* [Activity]: Print all the records below exactly as they stand, but leave out the pictures.

* [Entries shown]:
------------

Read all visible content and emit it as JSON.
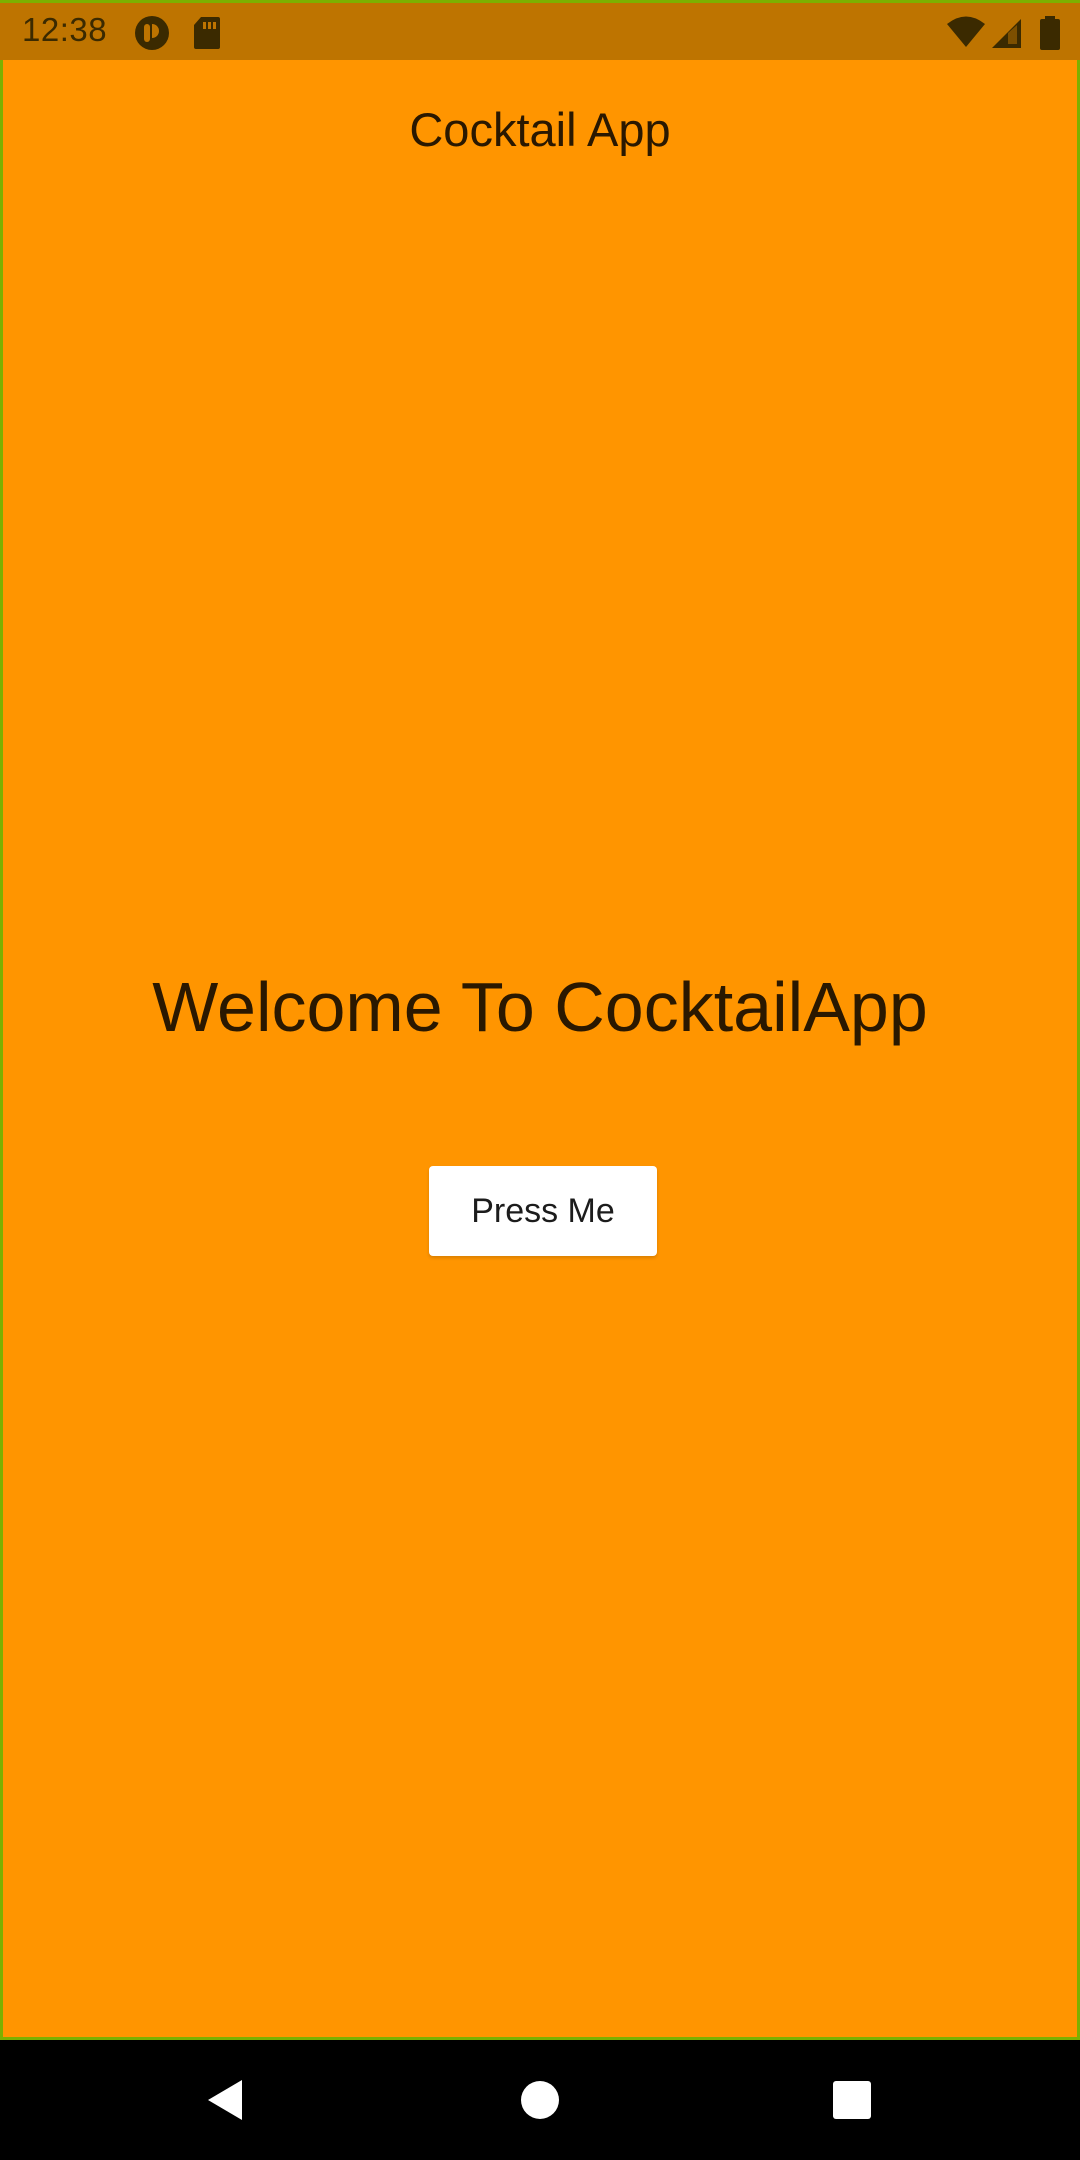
{
  "status_bar": {
    "time": "12:38",
    "left_icons": [
      "app-notification-icon",
      "sd-card-icon"
    ],
    "right_icons": [
      "wifi-icon",
      "cellular-signal-icon",
      "battery-icon"
    ],
    "background_color": "#BE7400"
  },
  "app_bar": {
    "title": "Cocktail App"
  },
  "main": {
    "welcome_text": "Welcome To CocktailApp",
    "button_label": "Press Me",
    "background_color": "#FF9500"
  },
  "nav_bar": {
    "buttons": [
      "back-icon",
      "home-icon",
      "recents-icon"
    ]
  }
}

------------

* [Expected answer]:
Read all visible content and emit it as JSON.
{
  "status_bar": {
    "time": "12:38",
    "left_icons": [
      "app-notification-icon",
      "sd-card-icon"
    ],
    "right_icons": [
      "wifi-icon",
      "cellular-signal-icon",
      "battery-icon"
    ],
    "background_color": "#BE7400"
  },
  "app_bar": {
    "title": "Cocktail App"
  },
  "main": {
    "welcome_text": "Welcome To CocktailApp",
    "button_label": "Press Me",
    "background_color": "#FF9500"
  },
  "nav_bar": {
    "buttons": [
      "back-icon",
      "home-icon",
      "recents-icon"
    ]
  }
}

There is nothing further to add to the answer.